(Data):
· · · · ·

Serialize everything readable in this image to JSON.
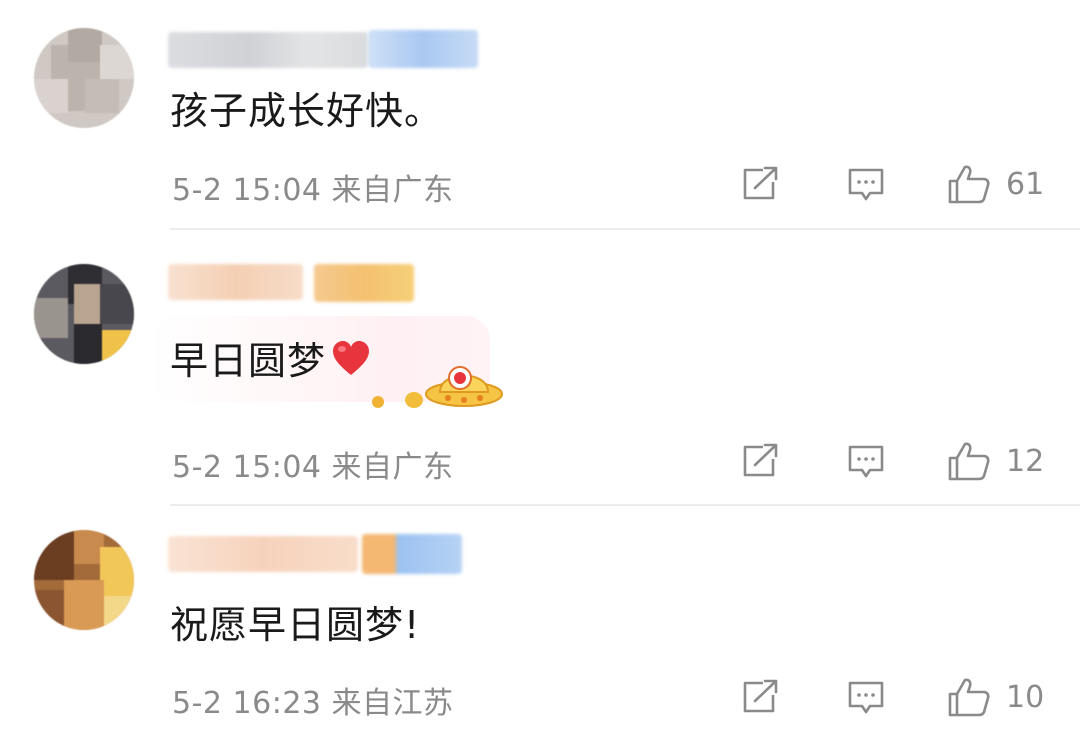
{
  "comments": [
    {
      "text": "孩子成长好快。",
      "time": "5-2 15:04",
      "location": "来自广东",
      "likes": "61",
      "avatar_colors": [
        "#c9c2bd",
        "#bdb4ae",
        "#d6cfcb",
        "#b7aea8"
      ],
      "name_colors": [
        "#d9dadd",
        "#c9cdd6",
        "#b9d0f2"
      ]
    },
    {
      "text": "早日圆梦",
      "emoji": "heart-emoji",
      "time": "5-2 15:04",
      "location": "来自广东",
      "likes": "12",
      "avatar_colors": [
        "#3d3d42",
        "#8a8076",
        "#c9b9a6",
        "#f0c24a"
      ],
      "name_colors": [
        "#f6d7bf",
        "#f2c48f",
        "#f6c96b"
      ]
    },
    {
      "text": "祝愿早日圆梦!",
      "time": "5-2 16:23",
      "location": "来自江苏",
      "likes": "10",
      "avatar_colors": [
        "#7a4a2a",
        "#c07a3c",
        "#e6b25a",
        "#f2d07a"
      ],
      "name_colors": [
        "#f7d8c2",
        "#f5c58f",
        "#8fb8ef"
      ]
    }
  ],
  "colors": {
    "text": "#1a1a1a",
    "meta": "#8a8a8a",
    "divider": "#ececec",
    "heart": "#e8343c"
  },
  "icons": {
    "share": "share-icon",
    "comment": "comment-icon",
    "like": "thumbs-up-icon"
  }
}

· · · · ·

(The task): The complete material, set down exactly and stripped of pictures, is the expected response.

(Task output):
Serialize everything readable in this image to JSON.
{
  "comments": [
    {
      "text": "孩子成长好快。",
      "time": "5-2 15:04",
      "location": "来自广东",
      "likes": "61",
      "avatar_colors": [
        "#c9c2bd",
        "#bdb4ae",
        "#d6cfcb",
        "#b7aea8"
      ],
      "name_colors": [
        "#d9dadd",
        "#c9cdd6",
        "#b9d0f2"
      ]
    },
    {
      "text": "早日圆梦",
      "emoji": "heart-emoji",
      "time": "5-2 15:04",
      "location": "来自广东",
      "likes": "12",
      "avatar_colors": [
        "#3d3d42",
        "#8a8076",
        "#c9b9a6",
        "#f0c24a"
      ],
      "name_colors": [
        "#f6d7bf",
        "#f2c48f",
        "#f6c96b"
      ]
    },
    {
      "text": "祝愿早日圆梦!",
      "time": "5-2 16:23",
      "location": "来自江苏",
      "likes": "10",
      "avatar_colors": [
        "#7a4a2a",
        "#c07a3c",
        "#e6b25a",
        "#f2d07a"
      ],
      "name_colors": [
        "#f7d8c2",
        "#f5c58f",
        "#8fb8ef"
      ]
    }
  ],
  "colors": {
    "text": "#1a1a1a",
    "meta": "#8a8a8a",
    "divider": "#ececec",
    "heart": "#e8343c"
  },
  "icons": {
    "share": "share-icon",
    "comment": "comment-icon",
    "like": "thumbs-up-icon"
  }
}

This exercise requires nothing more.